APR and interest rates are common terms that you may have heard thousands of time. You must have come across these terms while applying for a credit card or even when you are taking out a mortgage. If these jargons are confusing you, then read to the end.

What is APR?

APR stands for Annual Percentage Rate. It is the overall cost of borrowing a loan. That means it includes:

  • Interest rates
  • Closing costs
  • Loan origination fees
  • Mortgage insurance
  • Any other additional charge

Lenders show you APRs when you apply for a personal loan. However, the interest rate that will be charged on the loan is different from the APR.

What is the Difference Between APR and Interest Rate?

Interest Rate: This is the rate of the loan annually. That means the money that you have to pay on the principal amount borrowed. It doesn’t take into account any other charges. Hence, only using an interest rate, it is difficult to calculate the monthly repayment amount.

APR: As it takes every other fee and charges into consideration you will know exactly the amount that you need to repay every month towards your loan.

Let’s take an example for a clear understanding:

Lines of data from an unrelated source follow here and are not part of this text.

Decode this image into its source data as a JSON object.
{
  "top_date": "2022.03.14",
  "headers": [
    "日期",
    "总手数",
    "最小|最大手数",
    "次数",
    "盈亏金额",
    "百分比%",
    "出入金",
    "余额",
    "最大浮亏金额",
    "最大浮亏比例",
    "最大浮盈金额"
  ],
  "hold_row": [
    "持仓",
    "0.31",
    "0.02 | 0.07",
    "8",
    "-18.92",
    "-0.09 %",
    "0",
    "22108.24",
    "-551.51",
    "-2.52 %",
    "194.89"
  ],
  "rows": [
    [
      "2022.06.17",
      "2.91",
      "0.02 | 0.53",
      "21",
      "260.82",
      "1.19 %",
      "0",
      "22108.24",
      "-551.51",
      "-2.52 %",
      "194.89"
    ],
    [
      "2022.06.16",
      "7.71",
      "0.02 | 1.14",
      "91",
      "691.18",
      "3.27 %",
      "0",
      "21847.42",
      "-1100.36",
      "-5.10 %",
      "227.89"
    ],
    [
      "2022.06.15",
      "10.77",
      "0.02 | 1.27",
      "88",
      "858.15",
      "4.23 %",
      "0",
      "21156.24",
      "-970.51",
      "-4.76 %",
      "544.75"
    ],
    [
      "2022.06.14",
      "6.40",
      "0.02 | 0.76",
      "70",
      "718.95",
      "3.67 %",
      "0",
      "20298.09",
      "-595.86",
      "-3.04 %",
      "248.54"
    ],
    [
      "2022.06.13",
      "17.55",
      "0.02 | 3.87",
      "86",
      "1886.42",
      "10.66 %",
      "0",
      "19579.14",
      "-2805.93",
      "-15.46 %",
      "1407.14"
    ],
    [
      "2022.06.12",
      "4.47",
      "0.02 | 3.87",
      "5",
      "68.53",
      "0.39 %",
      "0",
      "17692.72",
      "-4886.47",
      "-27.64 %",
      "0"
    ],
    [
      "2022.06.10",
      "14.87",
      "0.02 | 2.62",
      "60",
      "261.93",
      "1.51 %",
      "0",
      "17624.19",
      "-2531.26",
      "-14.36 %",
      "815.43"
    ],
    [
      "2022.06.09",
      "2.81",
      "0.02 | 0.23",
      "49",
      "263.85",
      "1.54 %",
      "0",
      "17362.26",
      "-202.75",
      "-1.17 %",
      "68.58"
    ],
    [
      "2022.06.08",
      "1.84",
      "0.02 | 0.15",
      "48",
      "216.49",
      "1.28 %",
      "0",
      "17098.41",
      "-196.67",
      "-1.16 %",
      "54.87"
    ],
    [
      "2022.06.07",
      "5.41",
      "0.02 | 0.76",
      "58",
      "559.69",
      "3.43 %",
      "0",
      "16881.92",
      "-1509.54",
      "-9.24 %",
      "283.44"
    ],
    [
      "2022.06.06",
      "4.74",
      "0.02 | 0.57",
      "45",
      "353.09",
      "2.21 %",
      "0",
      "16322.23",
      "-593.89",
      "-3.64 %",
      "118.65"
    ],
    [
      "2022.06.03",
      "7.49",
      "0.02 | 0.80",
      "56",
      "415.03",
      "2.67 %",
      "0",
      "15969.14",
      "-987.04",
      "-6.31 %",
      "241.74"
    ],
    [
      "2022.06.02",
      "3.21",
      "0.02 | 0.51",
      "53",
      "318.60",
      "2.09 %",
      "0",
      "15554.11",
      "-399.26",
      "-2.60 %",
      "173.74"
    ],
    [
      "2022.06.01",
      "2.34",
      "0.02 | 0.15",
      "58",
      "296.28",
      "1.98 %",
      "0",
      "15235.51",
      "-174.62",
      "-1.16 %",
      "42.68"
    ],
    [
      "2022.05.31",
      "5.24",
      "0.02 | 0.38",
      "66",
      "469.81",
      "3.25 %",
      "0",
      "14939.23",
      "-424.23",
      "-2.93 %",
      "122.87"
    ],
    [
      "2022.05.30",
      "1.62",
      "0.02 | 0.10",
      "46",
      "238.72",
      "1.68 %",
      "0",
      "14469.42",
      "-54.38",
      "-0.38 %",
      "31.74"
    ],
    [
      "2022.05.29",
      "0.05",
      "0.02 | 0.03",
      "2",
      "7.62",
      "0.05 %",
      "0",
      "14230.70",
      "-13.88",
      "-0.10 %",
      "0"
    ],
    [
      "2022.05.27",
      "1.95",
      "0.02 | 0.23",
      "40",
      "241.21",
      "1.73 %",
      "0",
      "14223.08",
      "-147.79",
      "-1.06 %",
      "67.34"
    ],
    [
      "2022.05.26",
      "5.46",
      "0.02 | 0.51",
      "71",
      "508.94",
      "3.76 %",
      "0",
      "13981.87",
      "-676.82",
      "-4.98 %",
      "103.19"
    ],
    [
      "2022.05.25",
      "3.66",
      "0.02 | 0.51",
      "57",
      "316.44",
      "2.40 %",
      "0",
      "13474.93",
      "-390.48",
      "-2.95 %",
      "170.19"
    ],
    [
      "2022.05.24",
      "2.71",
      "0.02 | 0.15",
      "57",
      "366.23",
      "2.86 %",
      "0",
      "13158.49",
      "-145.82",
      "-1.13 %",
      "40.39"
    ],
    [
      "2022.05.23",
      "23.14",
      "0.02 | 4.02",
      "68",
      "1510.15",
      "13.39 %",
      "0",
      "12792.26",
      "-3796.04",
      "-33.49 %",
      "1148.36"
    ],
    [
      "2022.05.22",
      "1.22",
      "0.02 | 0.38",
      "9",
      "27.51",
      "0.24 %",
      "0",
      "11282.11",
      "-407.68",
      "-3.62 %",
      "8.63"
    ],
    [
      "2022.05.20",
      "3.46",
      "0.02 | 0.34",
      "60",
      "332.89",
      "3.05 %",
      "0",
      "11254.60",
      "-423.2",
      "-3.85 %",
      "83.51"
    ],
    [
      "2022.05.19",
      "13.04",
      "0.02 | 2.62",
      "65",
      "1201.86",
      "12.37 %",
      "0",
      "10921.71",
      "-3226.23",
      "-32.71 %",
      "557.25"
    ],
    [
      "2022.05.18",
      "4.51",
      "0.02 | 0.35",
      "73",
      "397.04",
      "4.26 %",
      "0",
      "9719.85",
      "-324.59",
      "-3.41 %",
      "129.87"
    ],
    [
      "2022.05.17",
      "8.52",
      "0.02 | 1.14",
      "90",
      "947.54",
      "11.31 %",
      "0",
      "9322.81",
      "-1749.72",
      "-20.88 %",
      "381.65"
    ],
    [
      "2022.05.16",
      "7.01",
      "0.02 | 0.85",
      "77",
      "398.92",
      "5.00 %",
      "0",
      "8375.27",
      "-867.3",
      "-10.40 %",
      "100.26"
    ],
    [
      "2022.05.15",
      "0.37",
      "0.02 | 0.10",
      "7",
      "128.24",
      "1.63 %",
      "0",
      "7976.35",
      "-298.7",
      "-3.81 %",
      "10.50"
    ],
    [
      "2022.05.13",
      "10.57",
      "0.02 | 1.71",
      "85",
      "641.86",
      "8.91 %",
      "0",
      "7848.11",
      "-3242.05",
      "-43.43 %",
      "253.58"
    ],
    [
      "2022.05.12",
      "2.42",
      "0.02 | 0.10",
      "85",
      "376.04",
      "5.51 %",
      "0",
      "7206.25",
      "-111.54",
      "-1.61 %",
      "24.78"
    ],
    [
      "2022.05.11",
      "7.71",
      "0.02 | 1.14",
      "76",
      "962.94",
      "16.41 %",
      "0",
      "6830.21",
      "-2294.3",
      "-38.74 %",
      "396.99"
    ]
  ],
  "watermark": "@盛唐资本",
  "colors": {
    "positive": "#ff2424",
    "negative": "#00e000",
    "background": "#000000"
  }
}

If you had a 10% interest rate on a £3000 loan for 24 months, you will pay £138.43 each month and the total repayable amount will be £3322.32.

However, if you borrow the same amount for 24 months at 10% APR, you will have to pay £137.84 each month. That means the total repayable amount will be £3308.13.

Please note that the APR takes into consideration of other charges as well.

How Does APR Work?

APR allows a true picture of the borrowing. We often assume that the lender offering a loan with low-interest rate is the best deal. However, it is a wrong practice to compare lenders. Always compare offers based on APRs to know the actual cost of the loan.

You can calculate APR in these 5 easy steps:

  1. Add the total interest paid over the loan term to additional fees (if any).
  2. Divide the result (1) by the amount of loan that you’re planning to borrow.
  3. Divide the result you get from (2) by the loan term (convert the term into days).
  4. Multiply the result (3) by 365. You will get the annual rate.
  5. Again, multiply the result (4) by 100 to convert it into a percentage.

What is a Good APR Rate?

If you are borrowing a personal loan, remember that your APR depends on the loan amount. The more you borrow, the lower will be the APR. Every lending company has its lending criteria based on which they offer you quotes. However, there are a few things that influence the APR that you receive from lenders.

  • Your credit score
  • Debt utilisation ratio
  • Annual income and expenses
  • Loan term and amount
  • Employment history

What is Representative APR?

A representative APR is offered only to 51% of the successful applicants. That means not everyone who is approved for a personal loan will get the advertised APR. Rest of the successful applicants will have to pay more than the rate that was advertised.

Finding a personal loan that offers low APR is not challenging if you know how to compare loans. Ensure that you compare at least 4-5 different offers before making any decision. Explore and shop around to get an overall idea of the APRs that are available to you.